Encrypt Your Connections

John Martin shows that part of securing your environment includes encrypting SQL Server connections:

In order to demonstrate just how easy it can be to get hold of the information inside the TDS packets I will be using Network Monitor from Microsoft, this will capture the network packets sent and allow me to see the details of what is being sent. Other tools such as Wireshark will also provide a level of insight into what is being sent between the application and SQL Server. I have configured three Windows Server 2012 R2 systems, one with the client (SQLCMD), one with SQL Server, and finally one which will act as a router between the two subnets that each server is on. This configuration can be seen below;

Wireshark is a good friend of mine.  It should be a good friend of yours, too, but only if your environment allows you to have a packet capture tool installed.

Related Posts

Active Directory Integration On Ubuntu

Drew Furgiuele shows how to configure SQL Server on Linux to use Windows authentication: In the following post, we’ll walk through joining a Linux SQL Server on Unbuntu to an Active Directory domain, and here’s the steps we’re going to take: Installing the required software and services to enable a Linux host to talk to […]

Read More

Homoglyphs And SQL Injection

Bert Wagner gives us one more reason why blacklists are bad: Homoglpyhs can exist within a character set (like the Latin character set examples above) or they can exist between character sets.
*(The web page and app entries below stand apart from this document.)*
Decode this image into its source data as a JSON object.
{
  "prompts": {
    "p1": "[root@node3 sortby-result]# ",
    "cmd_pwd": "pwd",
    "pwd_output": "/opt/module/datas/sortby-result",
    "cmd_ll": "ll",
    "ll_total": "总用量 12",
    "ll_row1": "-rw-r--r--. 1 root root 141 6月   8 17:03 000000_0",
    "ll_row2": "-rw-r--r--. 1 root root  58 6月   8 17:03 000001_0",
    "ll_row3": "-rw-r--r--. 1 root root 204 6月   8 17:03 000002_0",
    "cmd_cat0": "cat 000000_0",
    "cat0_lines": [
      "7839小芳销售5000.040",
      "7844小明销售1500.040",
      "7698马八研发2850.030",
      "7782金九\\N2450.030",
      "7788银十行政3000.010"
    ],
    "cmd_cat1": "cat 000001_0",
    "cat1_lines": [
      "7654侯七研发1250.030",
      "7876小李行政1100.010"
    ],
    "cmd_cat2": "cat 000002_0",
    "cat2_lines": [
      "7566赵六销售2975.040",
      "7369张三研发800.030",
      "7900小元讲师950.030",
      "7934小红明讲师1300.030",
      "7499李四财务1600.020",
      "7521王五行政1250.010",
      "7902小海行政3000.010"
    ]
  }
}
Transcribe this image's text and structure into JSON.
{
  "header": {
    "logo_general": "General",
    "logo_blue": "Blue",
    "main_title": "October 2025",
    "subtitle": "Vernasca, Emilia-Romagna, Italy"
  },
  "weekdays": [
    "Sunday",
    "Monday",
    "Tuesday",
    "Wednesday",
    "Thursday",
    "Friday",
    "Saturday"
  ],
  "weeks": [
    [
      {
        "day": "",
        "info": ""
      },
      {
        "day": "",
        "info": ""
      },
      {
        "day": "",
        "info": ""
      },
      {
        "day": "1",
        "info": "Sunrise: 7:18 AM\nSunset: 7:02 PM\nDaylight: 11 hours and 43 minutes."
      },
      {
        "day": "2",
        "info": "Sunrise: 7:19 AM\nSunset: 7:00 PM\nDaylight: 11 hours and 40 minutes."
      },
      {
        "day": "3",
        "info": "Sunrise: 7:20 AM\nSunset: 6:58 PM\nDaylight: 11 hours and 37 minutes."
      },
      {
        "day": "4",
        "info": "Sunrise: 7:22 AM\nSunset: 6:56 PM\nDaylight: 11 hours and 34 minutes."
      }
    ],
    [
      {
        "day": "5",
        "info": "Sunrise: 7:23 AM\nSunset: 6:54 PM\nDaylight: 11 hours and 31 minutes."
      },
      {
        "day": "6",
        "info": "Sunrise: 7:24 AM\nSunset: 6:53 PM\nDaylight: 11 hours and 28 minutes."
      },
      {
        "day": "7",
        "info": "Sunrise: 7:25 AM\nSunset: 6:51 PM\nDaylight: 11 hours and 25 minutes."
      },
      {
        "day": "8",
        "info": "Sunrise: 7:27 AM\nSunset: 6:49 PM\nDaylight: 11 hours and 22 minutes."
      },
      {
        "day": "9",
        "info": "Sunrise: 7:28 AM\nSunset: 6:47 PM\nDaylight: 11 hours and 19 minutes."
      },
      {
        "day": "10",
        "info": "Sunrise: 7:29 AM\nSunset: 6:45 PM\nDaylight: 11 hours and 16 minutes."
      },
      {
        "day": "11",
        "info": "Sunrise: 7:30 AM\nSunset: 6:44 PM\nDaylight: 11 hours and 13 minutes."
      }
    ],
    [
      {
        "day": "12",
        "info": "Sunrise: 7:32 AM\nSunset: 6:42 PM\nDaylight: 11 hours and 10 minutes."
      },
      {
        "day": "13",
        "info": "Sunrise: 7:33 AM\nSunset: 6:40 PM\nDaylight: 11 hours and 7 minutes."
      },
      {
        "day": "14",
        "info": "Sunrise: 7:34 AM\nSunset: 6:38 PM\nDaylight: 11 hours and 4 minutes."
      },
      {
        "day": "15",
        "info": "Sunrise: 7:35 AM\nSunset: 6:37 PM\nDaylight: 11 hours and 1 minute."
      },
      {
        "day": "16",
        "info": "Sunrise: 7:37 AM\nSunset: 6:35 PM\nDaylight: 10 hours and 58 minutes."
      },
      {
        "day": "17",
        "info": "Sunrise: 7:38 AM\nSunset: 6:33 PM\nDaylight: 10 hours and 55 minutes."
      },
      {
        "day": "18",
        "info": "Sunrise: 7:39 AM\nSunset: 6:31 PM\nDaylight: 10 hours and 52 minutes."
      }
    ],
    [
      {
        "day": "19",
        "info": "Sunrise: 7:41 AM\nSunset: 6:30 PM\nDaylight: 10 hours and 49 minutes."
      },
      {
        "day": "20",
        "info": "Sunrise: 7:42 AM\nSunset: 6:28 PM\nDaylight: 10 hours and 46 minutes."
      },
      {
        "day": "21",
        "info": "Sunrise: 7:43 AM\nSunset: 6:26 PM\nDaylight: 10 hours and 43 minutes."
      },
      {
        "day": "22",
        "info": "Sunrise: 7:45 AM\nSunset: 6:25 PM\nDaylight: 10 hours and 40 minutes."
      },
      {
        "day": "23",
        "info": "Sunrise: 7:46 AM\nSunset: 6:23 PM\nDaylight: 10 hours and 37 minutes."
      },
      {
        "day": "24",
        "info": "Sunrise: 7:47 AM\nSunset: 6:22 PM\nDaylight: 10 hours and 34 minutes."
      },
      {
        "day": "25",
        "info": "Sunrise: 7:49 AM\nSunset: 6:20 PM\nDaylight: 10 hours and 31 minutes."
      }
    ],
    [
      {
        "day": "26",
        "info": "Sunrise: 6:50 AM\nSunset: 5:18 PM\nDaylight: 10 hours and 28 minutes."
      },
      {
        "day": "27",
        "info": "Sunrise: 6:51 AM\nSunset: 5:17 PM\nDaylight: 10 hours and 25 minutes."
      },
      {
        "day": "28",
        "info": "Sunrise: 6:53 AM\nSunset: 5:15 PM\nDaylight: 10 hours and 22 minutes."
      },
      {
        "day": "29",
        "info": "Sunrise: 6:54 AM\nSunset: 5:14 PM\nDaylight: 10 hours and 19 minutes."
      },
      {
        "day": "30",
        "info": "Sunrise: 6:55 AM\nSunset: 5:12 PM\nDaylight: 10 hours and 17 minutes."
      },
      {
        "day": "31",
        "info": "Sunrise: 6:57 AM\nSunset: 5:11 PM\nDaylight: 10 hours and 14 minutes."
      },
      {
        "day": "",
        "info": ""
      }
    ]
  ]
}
For example, you may have the unicode apostrophe ʼ, which is a homoglyph to the Latin single quote character '. How does SQL Server handle unicode […]

Read More


March 2016
« Feb Apr »